The 55-year-old Ehredt began Project America Run III this past Tuesday in his hometown of Sandpoint, Idaho. Since completing his initial projects, 70 more service men and women have lost their lives in Iraq and 230 in Afghanistan. The veteran plans to cover approximately 50 miles per day, placing a flag in a peg board every mile, for six days, finishing on Memorial Day. Instead of choosing a point-to-point route, Ehredt opted to stay in Sandpoint and is running a 1.05-mile loop in Travers Park. Not only is it safer than dealing with highway traffic (“in case the third time wasn’t a charm”), he can sleep in his own bed and has plenty of support and running company, including local school children.

“This isn’t about how far some guy named Mike can run. It’s about being a good person and doing something for someone you’ve never met, about being more than you are,” he says. “It’s an important message to share with kids.”

Ehredt will complete his final lap of Project America Run III, in honor of Air Force Captain David Lyon from Sandpoint, Idaho, at 10 a.m. on Monday, May 30.
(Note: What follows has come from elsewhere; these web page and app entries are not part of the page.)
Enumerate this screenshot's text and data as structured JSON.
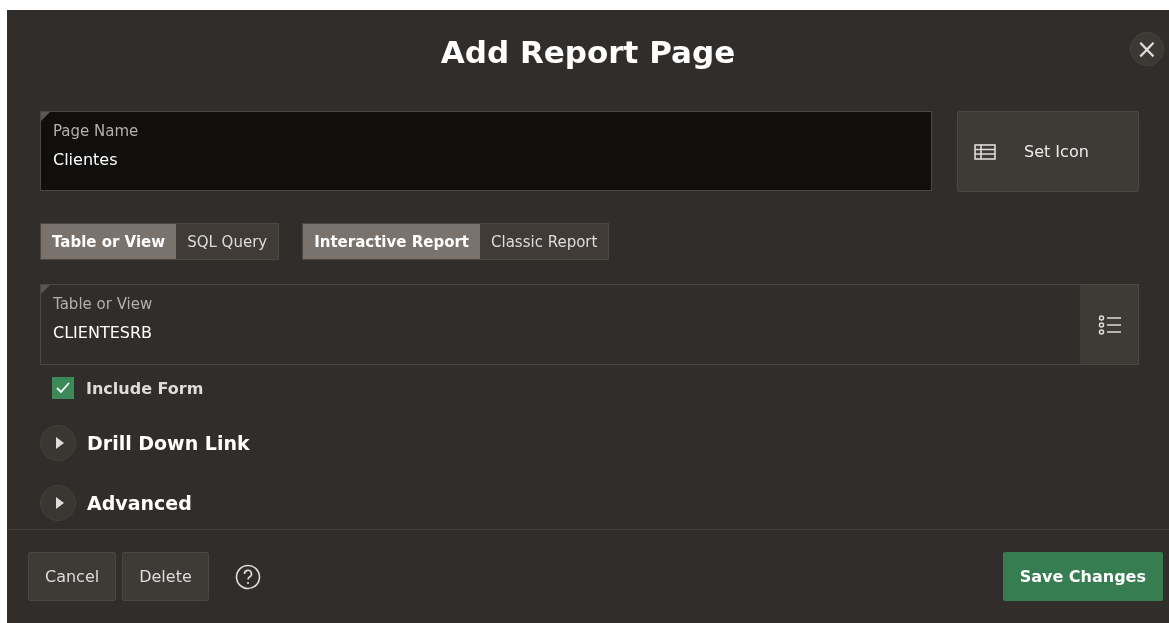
{
  "dialog": {
    "title": "Add Report Page",
    "close_icon": "×"
  },
  "page_name": {
    "label": "Page Name",
    "value": "Clientes"
  },
  "set_icon_button": {
    "label": "Set Icon"
  },
  "source_toggle": [
    {
      "label": "Table or View",
      "selected": true
    },
    {
      "label": "SQL Query",
      "selected": false
    }
  ],
  "report_toggle": [
    {
      "label": "Interactive Report",
      "selected": true
    },
    {
      "label": "Classic Report",
      "selected": false
    }
  ],
  "table_field": {
    "label": "Table or View",
    "value": "CLIENTESRB"
  },
  "include_form": {
    "label": "Include Form",
    "checked": true
  },
  "sections": [
    {
      "label": "Drill Down Link",
      "expanded": false
    },
    {
      "label": "Advanced",
      "expanded": false
    }
  ],
  "footer": {
    "buttons": [
      {
        "label": "Cancel",
        "kind": "plain"
      },
      {
        "label": "Delete",
        "kind": "plain"
      },
      {
        "label": "Save Changes",
        "kind": "primary"
      }
    ]
  }
}
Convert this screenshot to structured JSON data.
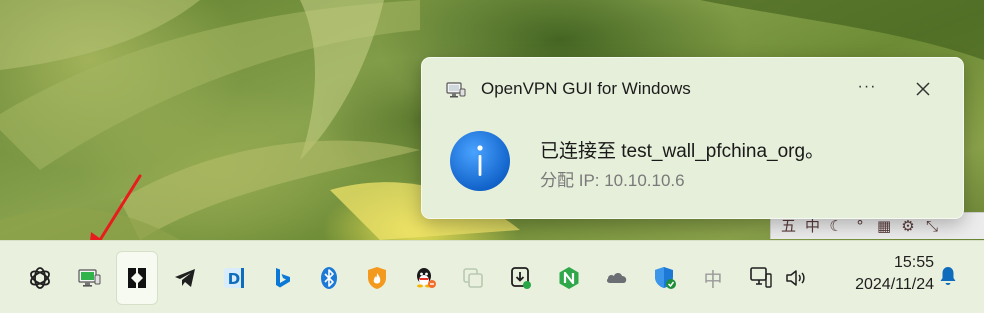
{
  "toast": {
    "app_name": "OpenVPN GUI for Windows",
    "more_label": "···",
    "message": "已连接至 test_wall_pfchina_org。",
    "sub_message": "分配 IP: 10.10.10.6",
    "app_icon": "openvpn-monitor-icon",
    "info_icon": "info-icon",
    "close_icon": "close-icon"
  },
  "ime_toolbar": {
    "items": [
      "五",
      "中",
      "☾",
      "°",
      "▦",
      "⚙",
      "⤡"
    ]
  },
  "taskbar": {
    "icons": [
      {
        "name": "chatgpt-icon"
      },
      {
        "name": "openvpn-tray-icon"
      },
      {
        "name": "app-b-icon",
        "active": true
      },
      {
        "name": "telegram-icon"
      },
      {
        "name": "dictionary-d-icon"
      },
      {
        "name": "bing-icon"
      },
      {
        "name": "bluetooth-icon"
      },
      {
        "name": "shield-flame-icon"
      },
      {
        "name": "qq-penguin-icon"
      },
      {
        "name": "copy-windows-icon"
      },
      {
        "name": "download-manager-icon"
      },
      {
        "name": "n-app-icon"
      },
      {
        "name": "onedrive-cloud-icon"
      },
      {
        "name": "windows-security-icon"
      },
      {
        "name": "ime-zhong-icon"
      },
      {
        "name": "network-icon"
      },
      {
        "name": "volume-icon"
      }
    ],
    "ime_label": "中"
  },
  "clock": {
    "time": "15:55",
    "date": "2024/11/24"
  },
  "colors": {
    "accent_blue": "#1a73d9",
    "taskbar_bg": "#e9f1de",
    "toast_bg": "#e6efd9",
    "arrow_red": "#e81c1c"
  }
}
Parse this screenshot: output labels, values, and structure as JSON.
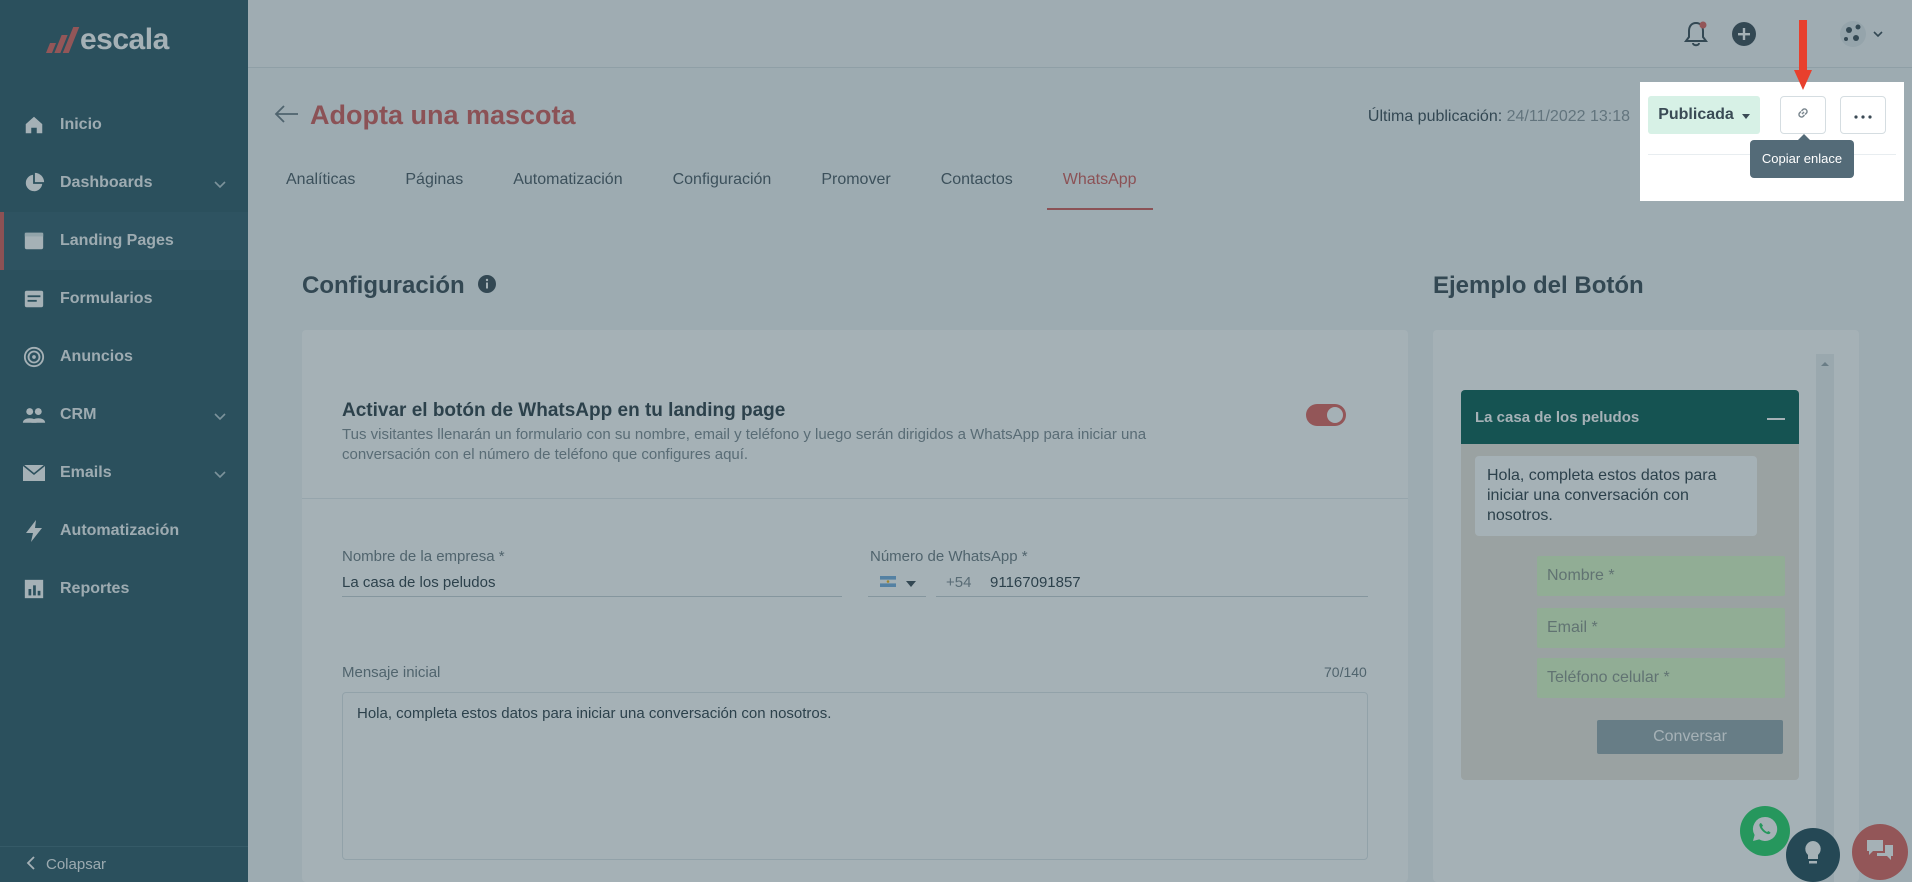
{
  "brand": {
    "name": "escala"
  },
  "sidebar": {
    "items": [
      {
        "label": "Inicio",
        "icon": "home-icon",
        "has_children": false
      },
      {
        "label": "Dashboards",
        "icon": "pie-chart-icon",
        "has_children": true
      },
      {
        "label": "Landing Pages",
        "icon": "browser-window-icon",
        "has_children": false,
        "active": true
      },
      {
        "label": "Formularios",
        "icon": "form-icon",
        "has_children": false
      },
      {
        "label": "Anuncios",
        "icon": "target-icon",
        "has_children": false
      },
      {
        "label": "CRM",
        "icon": "users-icon",
        "has_children": true
      },
      {
        "label": "Emails",
        "icon": "envelope-icon",
        "has_children": true
      },
      {
        "label": "Automatización",
        "icon": "bolt-icon",
        "has_children": false
      },
      {
        "label": "Reportes",
        "icon": "bar-chart-icon",
        "has_children": false
      }
    ],
    "collapse_label": "Colapsar"
  },
  "header": {
    "title": "Adopta una mascota",
    "last_publication_label": "Última publicación:",
    "last_publication_date": "24/11/2022 13:18",
    "status_label": "Publicada",
    "copy_link_tooltip": "Copiar enlace"
  },
  "tabs": [
    {
      "label": "Analíticas"
    },
    {
      "label": "Páginas"
    },
    {
      "label": "Automatización"
    },
    {
      "label": "Configuración"
    },
    {
      "label": "Promover"
    },
    {
      "label": "Contactos"
    },
    {
      "label": "WhatsApp",
      "active": true
    }
  ],
  "config": {
    "section_title": "Configuración",
    "toggle_title": "Activar el botón de WhatsApp en tu landing page",
    "toggle_description": "Tus visitantes llenarán un formulario con su nombre, email y teléfono y luego serán dirigidos a WhatsApp para iniciar una conversación con el número de teléfono que configures aquí.",
    "toggle_on": true,
    "company_label": "Nombre de la empresa *",
    "company_value": "La casa de los peludos",
    "whatsapp_label": "Número de WhatsApp *",
    "country_code": "+54",
    "phone_value": "91167091857",
    "message_label": "Mensaje inicial",
    "message_count": "70/140",
    "message_value": "Hola, completa estos datos para iniciar una conversación con nosotros."
  },
  "preview": {
    "section_title": "Ejemplo del Botón",
    "chat_title": "La casa de los peludos",
    "bubble_text": "Hola, completa estos datos para iniciar una conversación con nosotros.",
    "name_placeholder": "Nombre *",
    "email_placeholder": "Email *",
    "phone_placeholder": "Teléfono celular *",
    "submit_label": "Conversar"
  },
  "colors": {
    "sidebar": "#2e5866",
    "accent": "#d35c5a",
    "status_badge": "#d7f1e6",
    "whatsapp_header": "#075e54",
    "whatsapp_input": "#dcf8c6"
  }
}
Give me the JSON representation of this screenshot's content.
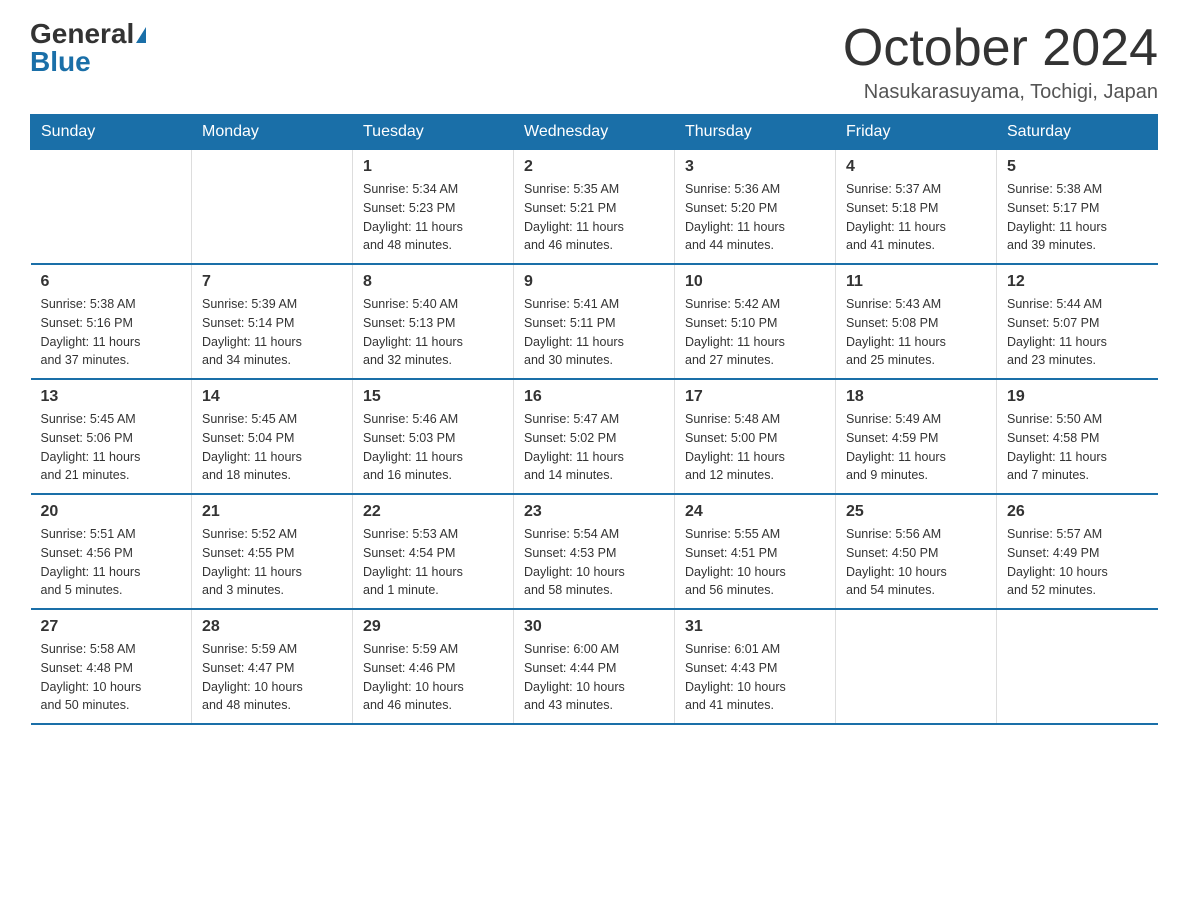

When Competitor caught up withEhredt by phone, he was on mile 135 and “feeling pretty good, all things considered.” He’s running from 6 a.m. to 6 p.m. daily, with a brief midday break. He’s also changing directions with each lap.

“I’ve had people with me 95 percent of the time,” says Ehredt, who was excited to interact with the Sandpoint community during his run. “This is my personal remembrance, but, for all of us, the best way to remember is not to forget, and the connections made on these runs help to accomplish that.”

He trained much like he does for any ultra, with smart miles, plenty of time on the trail and dedicated mental preparation.

“Once I begin to taper, it’s time to wrap my head around the challenge,” Ehredt says. “Mentally, I have to put myself in that place where I’ve been before. It’s almost like a switch flips and then I’m ready to go.”

For his run, Ehredt is alternating between a pair of Hoka One One Bondi he wore during the last week of Project America Run II (he dug them out for old-time’s sake) in 2012 and a pair of Brooks Ghost 6. In addition to fueling with V-Fuel and Tailwind Nutrition, he is eating all the junk food he wants.

To view every flag placed by Project America Run, use the Find a Flag function on the Project America Run website.